And while this disharmony between real estate and labor laws has been interpreted at state and federal levels in favor of the real estate industry,  pending litigation could wind its way to the U.S. Supreme Court, which applies its own standard to the question of legal work status, the report says.

"A decision by the Supreme Court going against the status quo, although unlikely, could have a far-reaching, industry-wide impact, including the transformation of the brokerage revenue model and a significant shift in the operational model,"  the report's author writes.  "A scenario in which agents are considered employees would initiate a complete reorganization of the existing revenue model.  Most brokerage companies would be unwilling to hire agents that will not generate enough business to cover
their costs."
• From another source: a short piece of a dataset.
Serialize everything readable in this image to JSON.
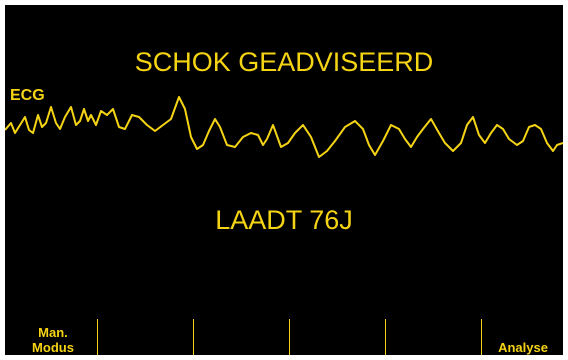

Such a shift in legal work status would leave agents with three options, Swanepoel adds: "work as an employee for a large company under its operational guidelines, become a broker and work as a sole practitioner, or leave the industry altogether.    What would you do, if your status was changed from independent contractor to employee?

For an excellent special NAR "White Paper" on the subject, please select Independent Contractor Status in Real Estate.

Meanwhile, dear reader, be on the lookout for my next installment of the D.A.N.G.E.R. Report: 

DANGER A5 - A Decline in the Relevancy of Agents.





Comments (6)

Sandy Padula and Norm Padula, JD, GRI
HomeSmart Realty West - Carlsbad, CA
Presence, Persistence & Perseverance

Randy Hilman, Associate Broker, GRI, CBR The Danger Report is certainly a shock when read carefully. I think the 'window' for many of the changes mentioned may be wider. Regarding the classification of agents as employees, I think that is a stretch, since agents still set their own hours and are not under the full control of the broker. We are both Brokers, so we really have no care.

Jun 30, 2015 10:25 PM
Randy Hilman REALTOR® Associate Broker
Randy Hilman Homes - Moultonborough, NH
Guide & Mentor to Home Buyers & Sellers

Hi Sandy Padula and Norm Padula, JD, GRI .  I, too, think it is not likely to happen, but it is not an impossibility.  The brokerage community, present company excepted, is concerned about the pending litigation against Redfin, Coldwell Banker and others.  No one wants  SCOTUS to weigh in.  On the bright side, the Massachusetts Supreme Court has ruled in favor of Boston Pads, another brokerage that had been targeted in a lawsuit which argued that the brokerage operated in violation of labor laws because its agents did not meet the definition of independent contractors.    Most think that even SCOTUS, if called upon to review lower court decisions, will defend the independent work status of real estate agents, thus rescuing our beleagered industry from certain doom.

Jun 30, 2015 10:52 PM
David Barr
Berkshire Hathaway HomeServices Florida Realty - Sarasota, FL

This is an area of particular interest to me.  One of the benefits of being a Realtor is the "independent" part of the term "independent contractor".  If I'm going to become an employee I expect benefits and a salary and performance bonuses, just like any other sales position in any other industry.

Jul 01, 2015 12:25 AM
Randy Hilman REALTOR® Associate Broker
Randy Hilman Homes - Moultonborough, NH
Guide & Mentor to Home Buyers & Sellers

Hello David Barr .  I'm right behind you, bro...

Jul 01, 2015 09:02 AM
Tony and Suzanne Marriott, Associate Brokers
Serving the Greater Phoenix and Scottsdale Metropolitan Area - Scottsdale, AZ
Haven Express @ Keller Williams Arizona Realty

A relatively easy fix.  Hand your license as a PC or PLLC - the brokerage pays the entity, the entity pays you.

Sep 08, 2015 01:47 AM
Randy Hilman REALTOR® Associate Broker
Randy Hilman Homes - Moultonborough, NH
Guide & Mentor to Home Buyers & Sellers

Independent contractor status is not an issue, as a practical matter, as real estate agents are already exempt from IRS rules.  A few enterprising lawyers are trying to argue that state real estate laws requiring supervision of agents makes agents employees.  The IRS exempts the real estate industry from this distinction.  If the suits are successful, there may be an issue.   There may be an opportunity for brokers to pay agents indirectly, but I don't know of any state whose RE laws would permit this.

Sep 08, 2015 07:16 AM